The people have spoken, and the Minnesota Orchestra is the Orchestra of the Year.
At Tuesday's Gramophone Awards in London, the orchestra received one of the prestigious honors in classical music. While the rest of the Gramophone Awards are chosen by a panel of judges, "Orchestra of the Year" is the lone category that relies upon vox populi, asking classical music lovers to vote on the Gramophone website.
And voters came through for the Minnesota Orchestra, helping it take the honor ahead of the other two finalists, Italian period-instrument ensemble Accademia Bizantina and the Singapore Symphony Orchestra. In voting that ran from July 1 to Sept. 12, visitors to the Gramophone magazine website were asked to choose among 10 orchestras that also included the Berlin Philharmonic and the Cleveland Orchestra.
Nearly one-third of the 31,000 votes cast went to the Minnesota Orchestra, according to Gramophone's editor-in-chief, James Jolly. He and pianist Isata Kanneh-Mason announced the honor during the ceremony, webcast from London's Voces8 Centre.

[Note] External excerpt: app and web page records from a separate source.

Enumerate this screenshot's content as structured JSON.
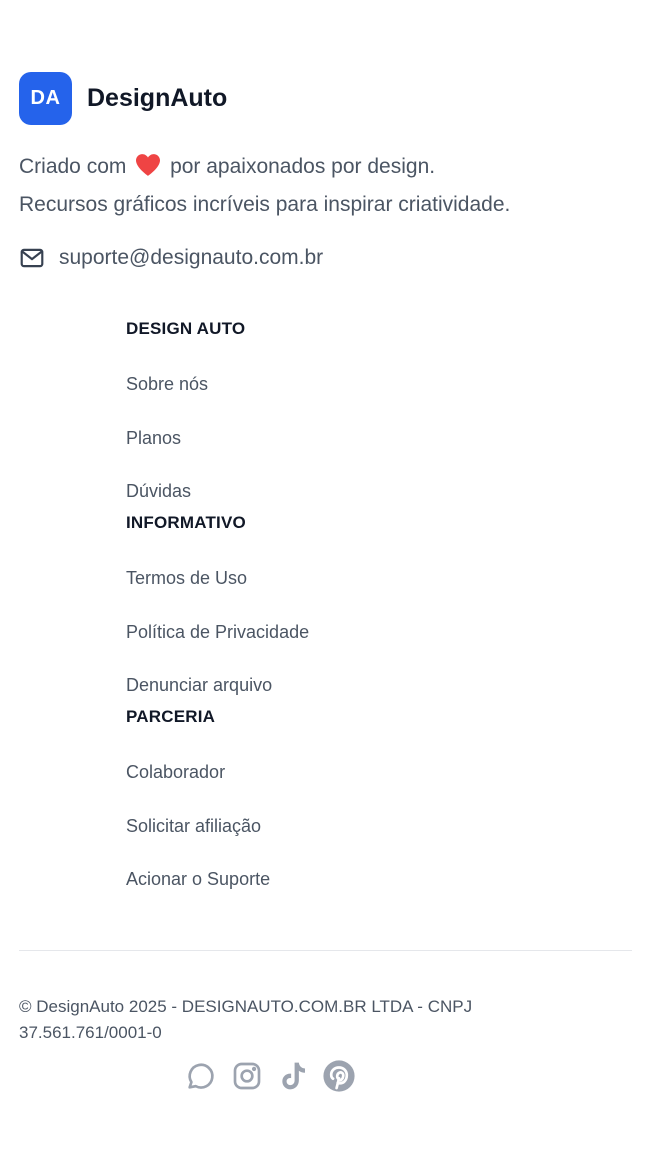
{
  "brand": {
    "logo_text": "DA",
    "name": "DesignAuto",
    "accent": "#2563eb"
  },
  "tagline": {
    "line1_before": "Criado com",
    "heart_icon": "heart-icon",
    "line1_after": "por apaixonados por design.",
    "line2": "Recursos gráficos incríveis para inspirar criatividade."
  },
  "contact": {
    "icon": "mail-icon",
    "email": "suporte@designauto.com.br"
  },
  "columns": [
    {
      "title": "DESIGN AUTO",
      "links": [
        "Sobre nós",
        "Planos",
        "Dúvidas"
      ]
    },
    {
      "title": "INFORMATIVO",
      "links": [
        "Termos de Uso",
        "Política de Privacidade",
        "Denunciar arquivo"
      ]
    },
    {
      "title": "PARCERIA",
      "links": [
        "Colaborador",
        "Solicitar afiliação",
        "Acionar o Suporte"
      ]
    }
  ],
  "copyright": "© DesignAuto 2025 - DESIGNAUTO.COM.BR LTDA - CNPJ 37.561.761/0001-0",
  "socials": [
    "whatsapp-icon",
    "instagram-icon",
    "tiktok-icon",
    "pinterest-icon"
  ]
}
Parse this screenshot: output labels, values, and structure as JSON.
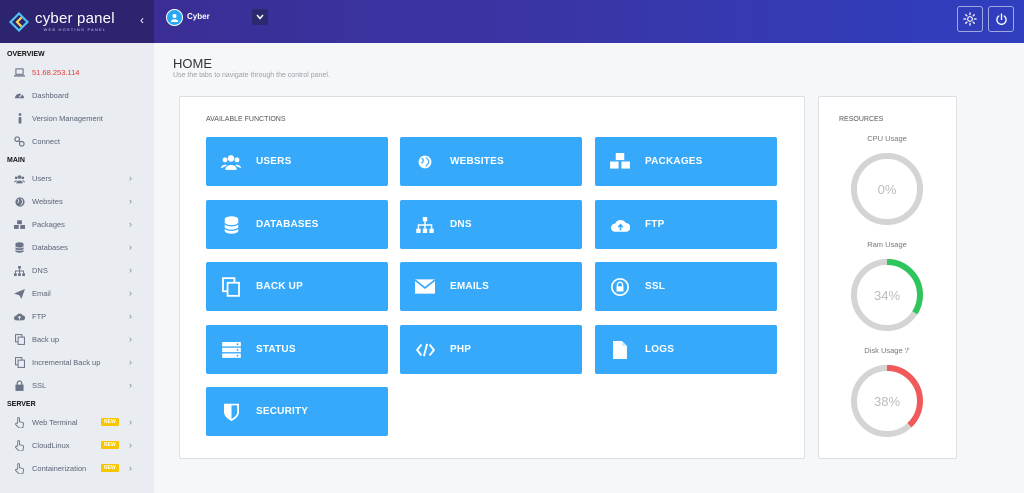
{
  "brand": {
    "name": "cyber panel",
    "tagline": "WEB HOSTING PANEL"
  },
  "header": {
    "username": "Cyber",
    "icons": [
      "settings-gear-icon",
      "power-icon"
    ]
  },
  "sidebar": {
    "overview_heading": "OVERVIEW",
    "overview_items": [
      {
        "label": "51.68.253.114",
        "icon": "laptop-icon"
      },
      {
        "label": "Dashboard",
        "icon": "dashboard-icon"
      },
      {
        "label": "Version Management",
        "icon": "info-icon"
      },
      {
        "label": "Connect",
        "icon": "link-icon"
      }
    ],
    "main_heading": "MAIN",
    "main_items": [
      {
        "label": "Users",
        "icon": "users-icon"
      },
      {
        "label": "Websites",
        "icon": "globe-icon"
      },
      {
        "label": "Packages",
        "icon": "packages-icon"
      },
      {
        "label": "Databases",
        "icon": "database-icon"
      },
      {
        "label": "DNS",
        "icon": "sitemap-icon"
      },
      {
        "label": "Email",
        "icon": "paper-plane-icon"
      },
      {
        "label": "FTP",
        "icon": "cloud-upload-icon"
      },
      {
        "label": "Back up",
        "icon": "copy-icon"
      },
      {
        "label": "Incremental Back up",
        "icon": "copy-icon"
      },
      {
        "label": "SSL",
        "icon": "lock-icon"
      }
    ],
    "server_heading": "SERVER",
    "server_items": [
      {
        "label": "Web Terminal",
        "icon": "hand-pointer-icon",
        "badge": "NEW"
      },
      {
        "label": "CloudLinux",
        "icon": "hand-pointer-icon",
        "badge": "NEW"
      },
      {
        "label": "Containerization",
        "icon": "hand-pointer-icon",
        "badge": "NEW"
      }
    ]
  },
  "main": {
    "title": "HOME",
    "subtitle": "Use the tabs to navigate through the control panel."
  },
  "functions": {
    "heading": "AVAILABLE FUNCTIONS",
    "items": [
      {
        "label": "USERS",
        "icon": "users-icon"
      },
      {
        "label": "WEBSITES",
        "icon": "globe-icon"
      },
      {
        "label": "PACKAGES",
        "icon": "cubes-icon"
      },
      {
        "label": "DATABASES",
        "icon": "database-icon"
      },
      {
        "label": "DNS",
        "icon": "sitemap-icon"
      },
      {
        "label": "FTP",
        "icon": "cloud-upload-icon"
      },
      {
        "label": "BACK UP",
        "icon": "copy-icon"
      },
      {
        "label": "EMAILS",
        "icon": "envelope-icon"
      },
      {
        "label": "SSL",
        "icon": "lock-icon"
      },
      {
        "label": "STATUS",
        "icon": "server-icon"
      },
      {
        "label": "PHP",
        "icon": "code-icon"
      },
      {
        "label": "LOGS",
        "icon": "file-icon"
      },
      {
        "label": "SECURITY",
        "icon": "shield-icon"
      }
    ]
  },
  "resources": {
    "heading": "RESOURCES",
    "gauges": [
      {
        "label": "CPU Usage",
        "value": "0%",
        "percent": 0,
        "color": "#2fc55e"
      },
      {
        "label": "Ram Usage",
        "value": "34%",
        "percent": 34,
        "color": "#2fc55e"
      },
      {
        "label": "Disk Usage '/'",
        "value": "38%",
        "percent": 38,
        "color": "#f05a5a"
      }
    ]
  },
  "colors": {
    "accent": "#36a9fb",
    "topbar": "#3a35a6",
    "ip": "#e53935",
    "badge": "#f7c600"
  }
}
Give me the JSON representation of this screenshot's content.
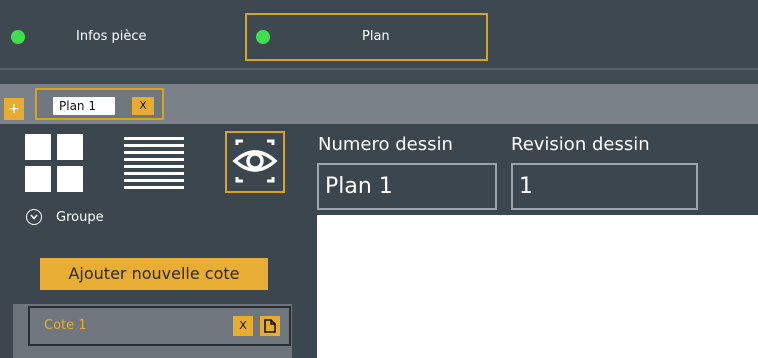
{
  "tabs": {
    "infos": {
      "label": "Infos pièce",
      "status_color": "#3fe04e"
    },
    "plan": {
      "label": "Plan",
      "status_color": "#3fe04e",
      "active": true
    }
  },
  "subtabs": {
    "add_label": "+",
    "items": [
      {
        "label": "Plan 1",
        "close_label": "X"
      }
    ]
  },
  "toolbar": {
    "icons": [
      "grid-view-icon",
      "list-view-icon",
      "eye-icon"
    ]
  },
  "fields": {
    "numero": {
      "label": "Numero dessin",
      "value": "Plan 1"
    },
    "revision": {
      "label": "Revision dessin",
      "value": "1"
    }
  },
  "group": {
    "label": "Groupe",
    "icon": "chevron-down-icon"
  },
  "add_button": {
    "label": "Ajouter nouvelle cote"
  },
  "cotes": [
    {
      "label": "Cote 1",
      "close_label": "X",
      "icon": "duplicate-icon"
    }
  ],
  "colors": {
    "accent": "#e8ad2f",
    "status_ok": "#3fe04e",
    "background": "#3b464e"
  }
}
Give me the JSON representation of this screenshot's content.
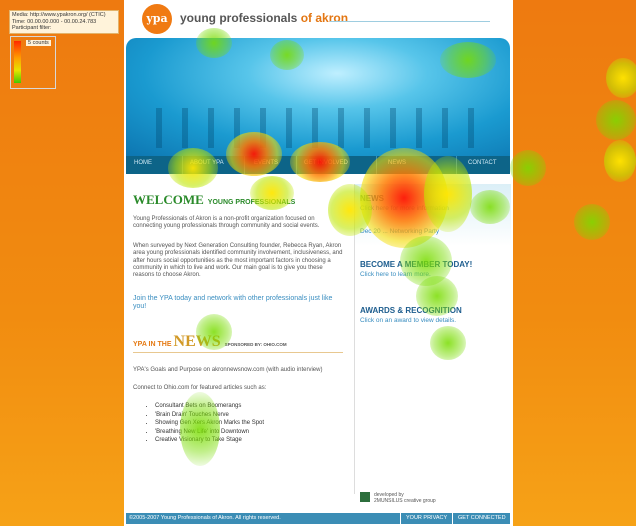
{
  "overlay": {
    "media": "Media: http://www.ypakron.org/ (CTIC)",
    "time": "Time: 00.00.00.000 - 00.00.24.783",
    "participant": "Participant filter:",
    "legend_count": "5 counts"
  },
  "site": {
    "logo_mark": "ypa",
    "logo_prefix": "young professionals",
    "logo_suffix": "of akron"
  },
  "nav": [
    "HOME",
    "ABOUT YPA",
    "EVENTS",
    "GET INVOLVED",
    "NEWS",
    "CONTACT"
  ],
  "welcome": {
    "title": "WELCOME",
    "subtitle": "YOUNG PROFESSIONALS",
    "p1": "Young Professionals of Akron is a non-profit organization focused on connecting young professionals through community and social events.",
    "p2": "When surveyed by Next Generation Consulting founder, Rebecca Ryan, Akron area young professionals identified community involvement, inclusiveness, and after hours social opportunities as the most important factors in choosing a community in which to live and work. Our main goal is to give you these reasons to choose Akron.",
    "cta": "Join the YPA today and network with other professionals just like you!"
  },
  "news": {
    "ypa_in_the": "YPA IN THE",
    "news": "NEWS",
    "sponsored": "SPONSORED BY: OHIO.COM",
    "item1": "YPA's Goals and Purpose on akronnewsnow.com (with audio interview)",
    "intro": "Connect to Ohio.com for featured articles such as:",
    "articles": [
      "Consultant Bets on Boomerangs",
      "'Brain Drain' Touches Nerve",
      "Showing Gen Xers Akron Marks the Spot",
      "'Breathing New Life' into Downtown",
      "Creative Visionary to Take Stage"
    ]
  },
  "sidebar": {
    "news_head": "NEWS",
    "news_line1": "Click here for more information",
    "news_line2": "Dec 20 ... Networking Party",
    "member_head": "BECOME A MEMBER TODAY!",
    "member_sub": "Click here to learn more.",
    "awards_head": "AWARDS & RECOGNITION",
    "awards_sub": "Click on an award to view details.",
    "developed_by": "developed by",
    "developer": "2MUNSILUS creative group"
  },
  "footer": {
    "copyright": "©2005-2007 Young Professionals of Akron. All rights reserved.",
    "privacy": "YOUR PRIVACY",
    "connected": "GET CONNECTED"
  }
}
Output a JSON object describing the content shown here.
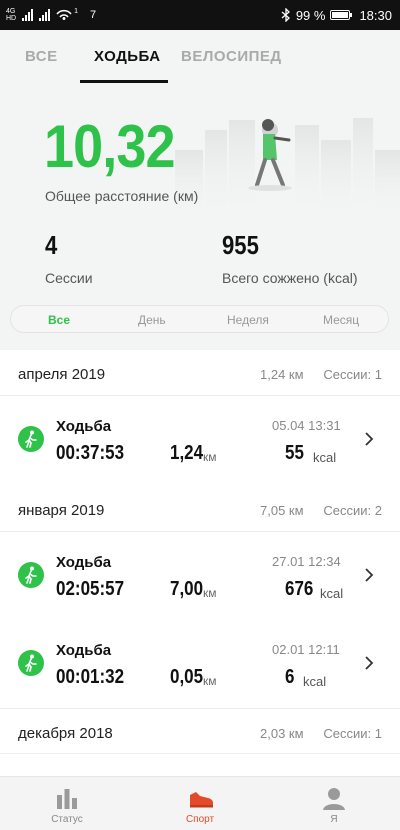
{
  "status_bar": {
    "network_top": "4G",
    "network_bottom": "HD",
    "notification_count": "7",
    "hotspot_badge": "1",
    "battery": "99 %",
    "time": "18:30"
  },
  "tabs": [
    {
      "label": "ВСЕ",
      "active": false
    },
    {
      "label": "ХОДЬБА",
      "active": true
    },
    {
      "label": "ВЕЛОСИПЕД",
      "active": false
    }
  ],
  "summary": {
    "total_distance": "10,32",
    "total_distance_label": "Общее расстояние (км)",
    "sessions": "4",
    "sessions_label": "Сессии",
    "burned": "955",
    "burned_label": "Всего сожжено (kcal)"
  },
  "period_filter": [
    {
      "label": "Все",
      "active": true
    },
    {
      "label": "День",
      "active": false
    },
    {
      "label": "Неделя",
      "active": false
    },
    {
      "label": "Месяц",
      "active": false
    }
  ],
  "groups": [
    {
      "month": "апреля 2019",
      "distance": "1,24 км",
      "sessions": "Сессии: 1",
      "items": [
        {
          "title": "Ходьба",
          "date": "05.04 13:31",
          "duration": "00:37:53",
          "distance": "1,24",
          "distance_unit": "км",
          "kcal": "55",
          "kcal_unit": "kcal"
        }
      ]
    },
    {
      "month": "января 2019",
      "distance": "7,05 км",
      "sessions": "Сессии: 2",
      "items": [
        {
          "title": "Ходьба",
          "date": "27.01 12:34",
          "duration": "02:05:57",
          "distance": "7,00",
          "distance_unit": "км",
          "kcal": "676",
          "kcal_unit": "kcal"
        },
        {
          "title": "Ходьба",
          "date": "02.01 12:11",
          "duration": "00:01:32",
          "distance": "0,05",
          "distance_unit": "км",
          "kcal": "6",
          "kcal_unit": "kcal"
        }
      ]
    },
    {
      "month": "декабря 2018",
      "distance": "2,03 км",
      "sessions": "Сессии: 1",
      "items": []
    }
  ],
  "bottom_nav": [
    {
      "label": "Статус",
      "icon": "bar-chart-icon",
      "active": false
    },
    {
      "label": "Спорт",
      "icon": "sneaker-icon",
      "active": true
    },
    {
      "label": "Я",
      "icon": "person-icon",
      "active": false
    }
  ],
  "colors": {
    "accent_green": "#2ec24a",
    "active_nav": "#e34a2a",
    "header_bg": "#f3f4f4"
  }
}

It's a timely honor for the orchestra, as its music director, Osmo Vänskä, is leaving his post at the end of the 2021-22 season. In many respects, the season will be a salute to the successes of his 19-year tenure, featuring several of the symphonies by Beethoven, Jean Sibelius and Gustav Mahler that Vänskä and the orchestra have recorded (or are about to) for the BIS label, winning a Grammy Award in 2014 along with multiple Grammy and Gramophone nominations over the years.
Vänskä accepted the award in a pre-recorded video from a balcony above the stage of Minneapolis' Orchestra Hall.
"It means a lot to us that the Gramophone 'Orchestra of the Year' is an award that is decided by the public," Vänskä said. "By people who listen to and love and need classical music in their lives. We are grateful to all the Minnesota Orchestra fans from around our state and around the world who made this happen.
"Music is such a vital force that it must be part of how we make sense of the world, especially in challenging times. And so, over the past year, we have reflected the full range of human experience on this stage. Grief and anger and joy and laughter and hope. And I believe when we experience these things together in music, it brings us closer together as people. Then I think it makes facing the next day a little easier.
"I would like to say that this award is particularly meaningful to me now because this is my final season as music director in Minnesota after 19 years. We have done many things together that I am proud of. But, more than anything, I am proud that this relationship has been a great, great partnership between me and this orchestra and this community."
Vanska concluded by saying "Kiitos" in his native Finnish, adding "Thank you" in English.
Although the Gramophone Awards have existed since 1977, the "Orchestra of the Year" award was initiated in 2018. Previous honorees are the Seattle Symphony, the Hong Kong Philharmonic and the Philadelphia Orchestra.
Other winners Tuesday included Richard Egarr, who is one of the St. Paul Chamber Orchestra's artistic partners. He conducted an Academy of Ancient Music recording of a J.L. Dussek mass that won the choral music category. In accepting, Egarr told the story of discovering the lone surviving manuscript of the score in an Italian library.
Rob Hubbard is a Twin Cities freelance classical music writer and a local correspondent for Gramophone magazine. He can be reached at firstname.lastname@example.org.